    For the purposes of this PIA, Subject Records is a generic term that will be used to describe the enforcement or inspection records located in TECS pertaining to individuals. Such records include, but are not limited to, those records related to a violation of law discovered by CBP or another authorized user agency or a CBP officer narrative concerning an interaction between CBP and a person. Subject Records encompass not only violations of laws enforced by CBP, but may also include information on violations of other federal and state laws.

    Air/Sea Travel Process

    In general, CBP obtains certain information about individuals traveling to the U.S. on commercial or private aircraft, as well as commercial vessels, through CBPs Advance Passenger Information System (APIS). The information obtained from APIS is screened against TECS Records and other law enforcement databases (e.g., National Criminal Information Center (NCIC)) in order for CBP to ascertain if any security or law enforcement risks exist. These pre-arrival or pre-departure TECS queries include checks against lookouts, such as wants and warrants, watchlist matches, etc., entered by law enforcement officers or received from the Automated Targeting System (ATS)6, previous border crossing 1 DHS/CBP-005 Advance Passenger Information System (APIS). 2 DHS/CBP-016 Nonimmigrant Information System (NIIS). 3 DHS/CBP-007 Border Crossing Information (BCI). 4 DHS/CBP-011 CBP TECS. 5 DHS/CBP-013 Seized Assets and Case Tracking System (SEACATS). 6 DHS/CBP-006 Automated Targeting System (ATS).

  • Privacy Impact Assessment U.S. Customs and Border Protection, TECS

    Page 4

    history, including previously issued I-94 or I-94W arrival/departure records in the Nonimmigrant Inspection System (NIIS), recorded prior violations of law, and records in the Seized Asset and Case Tracking System (SEACATS).

    Upon arrival in the U.S. in the air/sea environment, individuals are generally required to present themselves to CBP at the POEs primary arrival location (primary). At primary, CBP obtains information directly from the traveler via his or her presented travel documents (e.g., passport) and/or verbal communication between the CBP officer and the traveler.7 The information collected in primary is matched against the previously provided APIS information and any Subject Records, to the extent they exist.. At this point, CBP will collect any required forms such as, the I-94 Arrival Departure Record or FinCen 105 Currency/ Monetary Instrument Report (CMIR) (a Bank Secrecy Act report concerning the international movement of more than $10,000 worth of currency). These collections, in the air/sea environment, are not an event that automatically necessitates referring a person to the secondary arrival location (secondary).

    For all individuals entering the U.S. at a POE, a record detailing the travelers border crossing is captured through TECS and maintained in the Border Crossing Information System (BCI).

    If the CBP officer at primary determines that additional inspection is needed, the traveler will be referred to secondary.
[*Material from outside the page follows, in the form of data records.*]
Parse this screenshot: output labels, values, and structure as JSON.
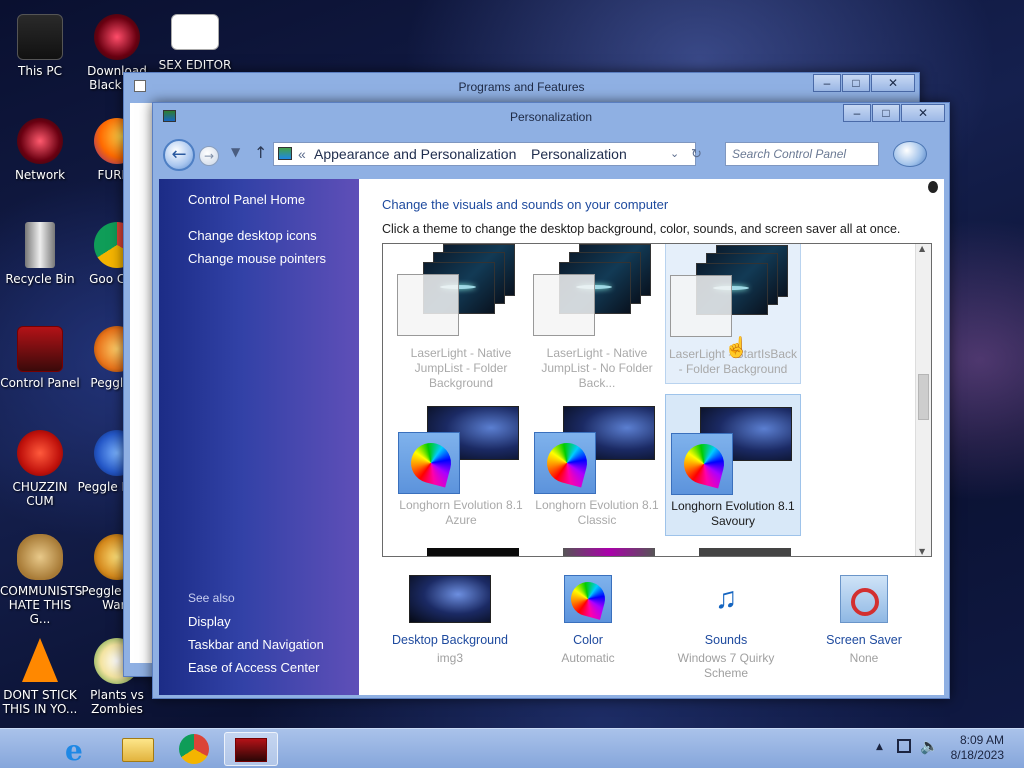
{
  "desktop": {
    "icons": [
      {
        "label": "This PC"
      },
      {
        "label": "Download Black A..."
      },
      {
        "label": "SEX EDITOR"
      },
      {
        "label": "Network"
      },
      {
        "label": "FURRY"
      },
      {
        "label": "Recycle Bin"
      },
      {
        "label": "Goo Chro"
      },
      {
        "label": "Control Panel"
      },
      {
        "label": "Peggle D"
      },
      {
        "label": "CHUZZIN CUM"
      },
      {
        "label": "Peggle I Delu"
      },
      {
        "label": "COMMUNISTS HATE THIS G..."
      },
      {
        "label": "Peggle W of Warc"
      },
      {
        "label": "DONT STICK THIS IN YO..."
      },
      {
        "label": "Plants vs Zombies"
      }
    ]
  },
  "programs_window": {
    "title": "Programs and Features"
  },
  "personalization": {
    "title": "Personalization",
    "breadcrumb": [
      "Appearance and Personalization",
      "Personalization"
    ],
    "breadcrumb_prefix": "«",
    "search_placeholder": "Search Control Panel",
    "sidebar": {
      "home": "Control Panel Home",
      "links": [
        "Change desktop icons",
        "Change mouse pointers"
      ],
      "see_also_heading": "See also",
      "see_also": [
        "Display",
        "Taskbar and Navigation",
        "Ease of Access Center"
      ]
    },
    "heading": "Change the visuals and sounds on your computer",
    "subheading": "Click a theme to change the desktop background, color, sounds, and screen saver all at once.",
    "themes": [
      {
        "name": "LaserLight - Native JumpList - Folder Background",
        "state": "normal"
      },
      {
        "name": "LaserLight - Native JumpList - No Folder Back...",
        "state": "normal"
      },
      {
        "name": "LaserLight - StartIsBack - Folder Background",
        "state": "hovered"
      },
      {
        "name": "Longhorn Evolution 8.1 Azure",
        "state": "normal"
      },
      {
        "name": "Longhorn Evolution 8.1 Classic",
        "state": "normal"
      },
      {
        "name": "Longhorn Evolution 8.1 Savoury",
        "state": "selected"
      }
    ],
    "bottom": [
      {
        "name": "Desktop Background",
        "value": "img3",
        "icon": "desktop-background-icon"
      },
      {
        "name": "Color",
        "value": "Automatic",
        "icon": "color-icon"
      },
      {
        "name": "Sounds",
        "value": "Windows 7 Quirky Scheme",
        "icon": "sounds-icon"
      },
      {
        "name": "Screen Saver",
        "value": "None",
        "icon": "screen-saver-icon"
      }
    ]
  },
  "taskbar": {
    "time": "8:09 AM",
    "date": "8/18/2023"
  }
}
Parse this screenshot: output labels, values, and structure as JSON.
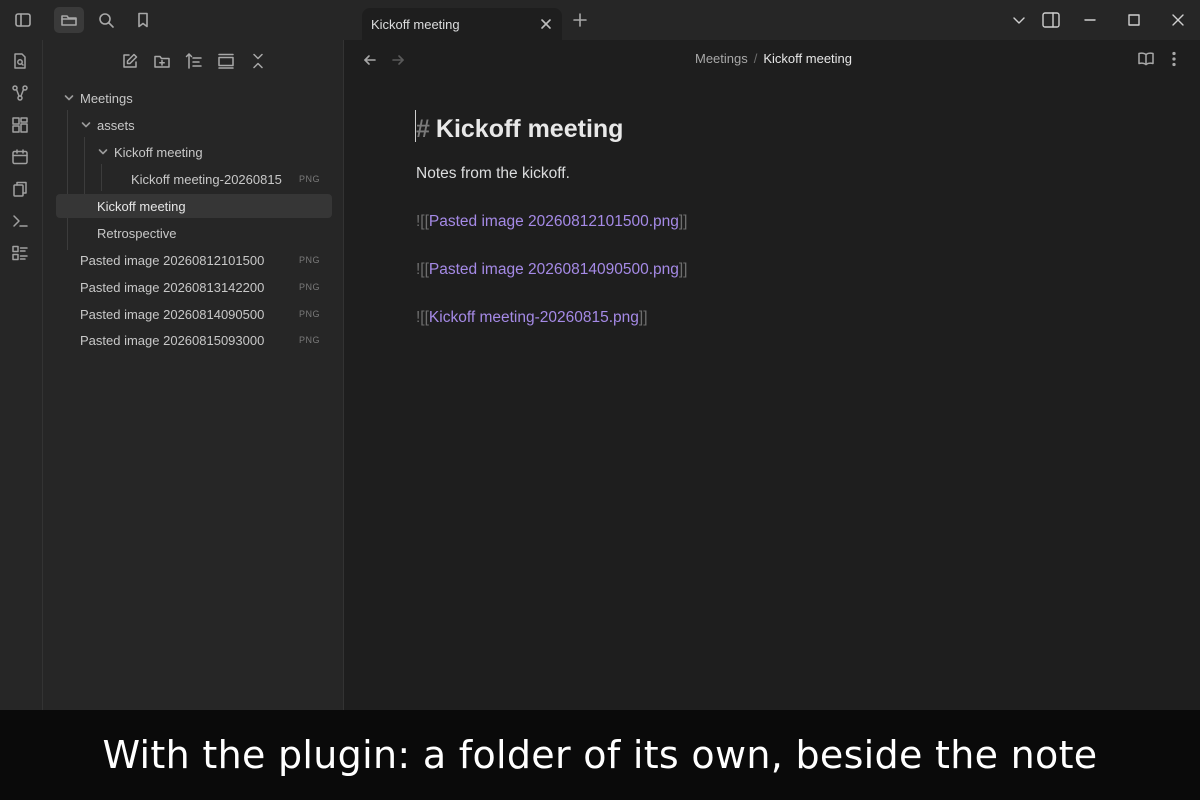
{
  "tab": {
    "title": "Kickoff meeting"
  },
  "file_tree": [
    {
      "label": "Meetings",
      "kind": "folder",
      "expanded": true
    },
    {
      "label": "assets",
      "kind": "folder",
      "expanded": true
    },
    {
      "label": "Kickoff meeting",
      "kind": "folder",
      "expanded": true
    },
    {
      "label": "Kickoff meeting-20260815",
      "kind": "file",
      "badge": "PNG"
    },
    {
      "label": "Kickoff meeting",
      "kind": "note",
      "selected": true
    },
    {
      "label": "Retrospective",
      "kind": "note"
    },
    {
      "label": "Pasted image 20260812101500",
      "kind": "file",
      "badge": "PNG"
    },
    {
      "label": "Pasted image 20260813142200",
      "kind": "file",
      "badge": "PNG"
    },
    {
      "label": "Pasted image 20260814090500",
      "kind": "file",
      "badge": "PNG"
    },
    {
      "label": "Pasted image 20260815093000",
      "kind": "file",
      "badge": "PNG"
    }
  ],
  "breadcrumb": {
    "parent": "Meetings",
    "separator": "/",
    "current": "Kickoff meeting"
  },
  "editor": {
    "heading_marker": "#",
    "heading": "Kickoff meeting",
    "paragraph": "Notes from the kickoff.",
    "embeds": [
      {
        "open": "![[",
        "target": "Pasted image 20260812101500.png",
        "close": "]]"
      },
      {
        "open": "![[",
        "target": "Pasted image 20260814090500.png",
        "close": "]]"
      },
      {
        "open": "![[",
        "target": "Kickoff meeting-20260815.png",
        "close": "]]"
      }
    ]
  },
  "caption": "With the plugin: a folder of its own, beside the note",
  "colors": {
    "background": "#1e1e1e",
    "sidebar": "#262626",
    "link": "#a58ae6",
    "selected_row": "#363636"
  }
}
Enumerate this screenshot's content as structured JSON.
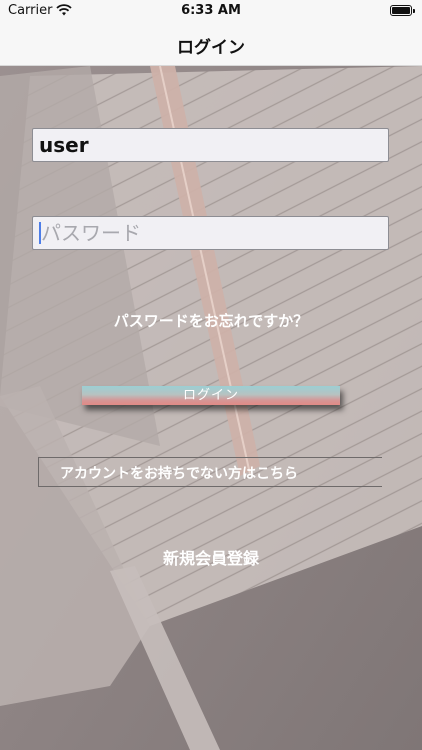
{
  "status_bar": {
    "carrier": "Carrier",
    "time": "6:33 AM"
  },
  "nav": {
    "title": "ログイン"
  },
  "form": {
    "username_value": "user",
    "password_placeholder": "パスワード",
    "forgot_password_label": "パスワードをお忘れですか？",
    "login_button_label": "ログイン",
    "no_account_label": "アカウントをお持ちでない方はこちら",
    "register_label": "新規会員登録"
  },
  "colors": {
    "nav_background": "#f7f7f7",
    "field_background": "#f1f0f4",
    "button_top": "#9ccfd3",
    "button_bottom": "#e28a86",
    "caret": "#4d7de8",
    "text_on_background": "#ffffff"
  },
  "icons": [
    "wifi-icon",
    "battery-icon"
  ]
}
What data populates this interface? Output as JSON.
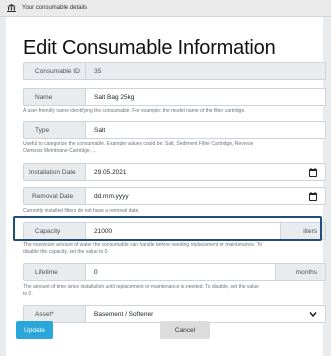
{
  "header": {
    "title": "Your consumable details",
    "icon": "bank-icon"
  },
  "form": {
    "title": "Edit Consumable Information",
    "id": {
      "label": "Consumable ID",
      "value": "35"
    },
    "name": {
      "label": "Name",
      "value": "Salt Bag 25kg",
      "help": "A user-friendly name identifying the consumable. For example: the model name of the filter cartridge."
    },
    "type": {
      "label": "Type",
      "value": "Salt",
      "help1": "Useful to categorize the consumable. Example values could be: Salt, Sediment Filter Cartridge, Reverse",
      "help2": "Osmosis Membrane Cartridge, ..."
    },
    "installation_date": {
      "label": "Installation Date",
      "value": "29.05.2021"
    },
    "removal_date": {
      "label": "Removal Date",
      "placeholder": "dd.mm.yyyy",
      "help": "Currently installed filters do not have a removal date."
    },
    "capacity": {
      "label": "Capacity",
      "value": "21000",
      "unit": "liters",
      "help1": "The maximum amount of water the consumable can handle before needing replacement or maintenance. To",
      "help2": "disable the capacity, set the value to 0."
    },
    "lifetime": {
      "label": "Lifetime",
      "value": "0",
      "unit": "months",
      "help1": "The amount of time since installation until replacement or maintenance is needed. To disable, set the value",
      "help2": "to 0."
    },
    "asset": {
      "label": "Asset*",
      "value": "Basement / Softener"
    },
    "update_label": "Update",
    "cancel_label": "Cancel"
  },
  "colors": {
    "accent": "#2aa6d9",
    "highlight": "#1f4e79"
  }
}
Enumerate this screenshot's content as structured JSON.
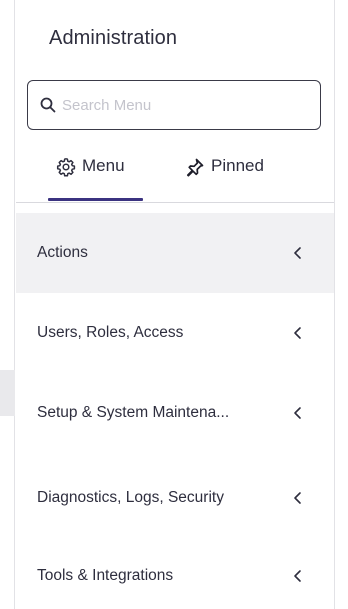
{
  "panel": {
    "title": "Administration"
  },
  "search": {
    "placeholder": "Search Menu",
    "value": ""
  },
  "tabs": [
    {
      "label": "Menu",
      "icon": "gear-icon",
      "selected": true
    },
    {
      "label": "Pinned",
      "icon": "pin-icon",
      "selected": false
    }
  ],
  "menu": {
    "items": [
      {
        "label": "Actions",
        "icon": "chevron-left-icon",
        "active": true
      },
      {
        "label": "Users, Roles, Access",
        "icon": "chevron-left-icon",
        "active": false
      },
      {
        "label": "Setup & System Maintena...",
        "icon": "chevron-left-icon",
        "active": false
      },
      {
        "label": "Diagnostics, Logs, Security",
        "icon": "chevron-left-icon",
        "active": false
      },
      {
        "label": "Tools & Integrations",
        "icon": "chevron-left-icon",
        "active": false
      }
    ]
  },
  "colors": {
    "accent": "#3b3380",
    "text": "#2e2e3e",
    "active_row": "#f1f1f3",
    "placeholder": "#c4c4cc"
  }
}
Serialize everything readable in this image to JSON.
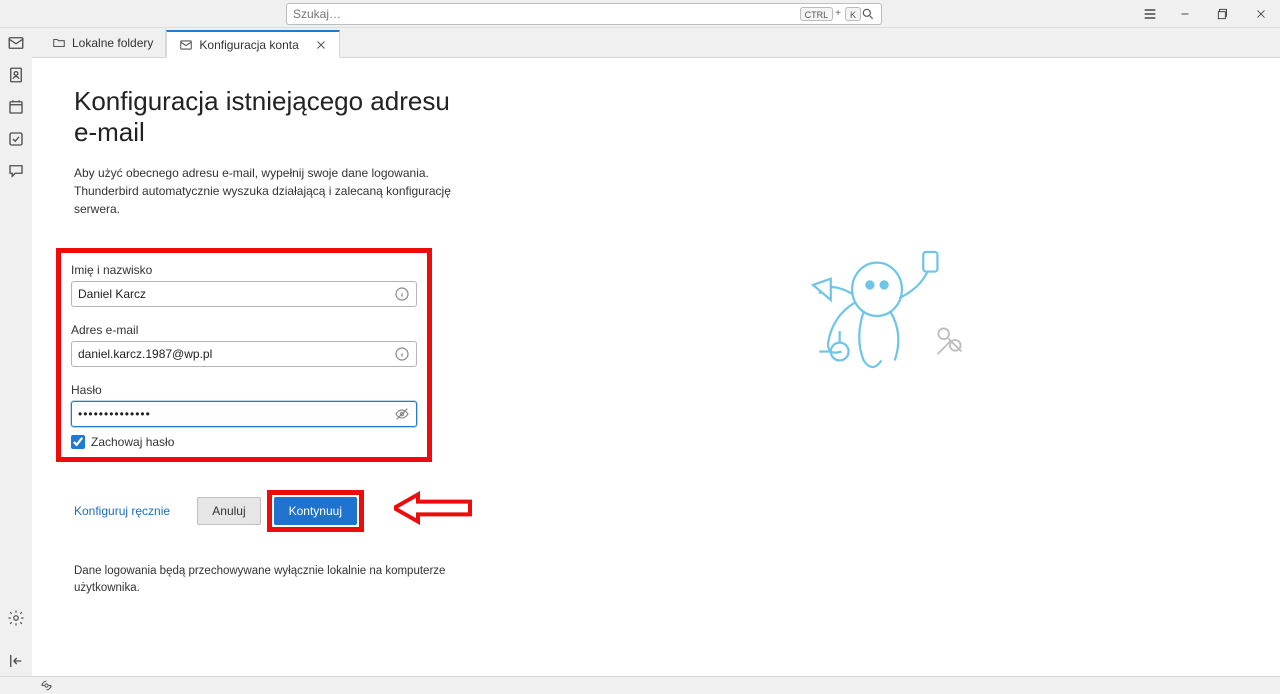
{
  "titlebar": {
    "search_placeholder": "Szukaj…",
    "kbd1": "CTRL",
    "kbd_plus": "+",
    "kbd2": "K"
  },
  "tabs": {
    "local": "Lokalne foldery",
    "config": "Konfiguracja konta"
  },
  "page": {
    "heading": "Konfiguracja istniejącego adresu e-mail",
    "desc1": "Aby użyć obecnego adresu e-mail, wypełnij swoje dane logowania.",
    "desc2": "Thunderbird automatycznie wyszuka działającą i zalecaną konfigurację serwera."
  },
  "form": {
    "name_label": "Imię i nazwisko",
    "name_value": "Daniel Karcz",
    "email_label": "Adres e-mail",
    "email_value": "daniel.karcz.1987@wp.pl",
    "password_label": "Hasło",
    "password_value": "••••••••••••••",
    "remember_label": "Zachowaj hasło"
  },
  "actions": {
    "manual": "Konfiguruj ręcznie",
    "cancel": "Anuluj",
    "continue": "Kontynuuj"
  },
  "footnote": "Dane logowania będą przechowywane wyłącznie lokalnie na komputerze użytkownika."
}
A record of the referral and secondary inspection is entered into TECS as a Subject Record. During a secondary inspection, a CBP officer may run law enforcement queries through TECS and other systems on the TECS Platform. Regardless of the outcome of the secondary inspection, the CBP officer will create a record of the secondary inspection in TECS. If the secondary inspection results in a violation being discovered, then a record may also be created in SEACATS.

    If the CBP officer at primary determines that there are no admissibility issues, and any other issues that might have arisen are successfully resolved, then an individual will be permitted to proceed to collect their baggage.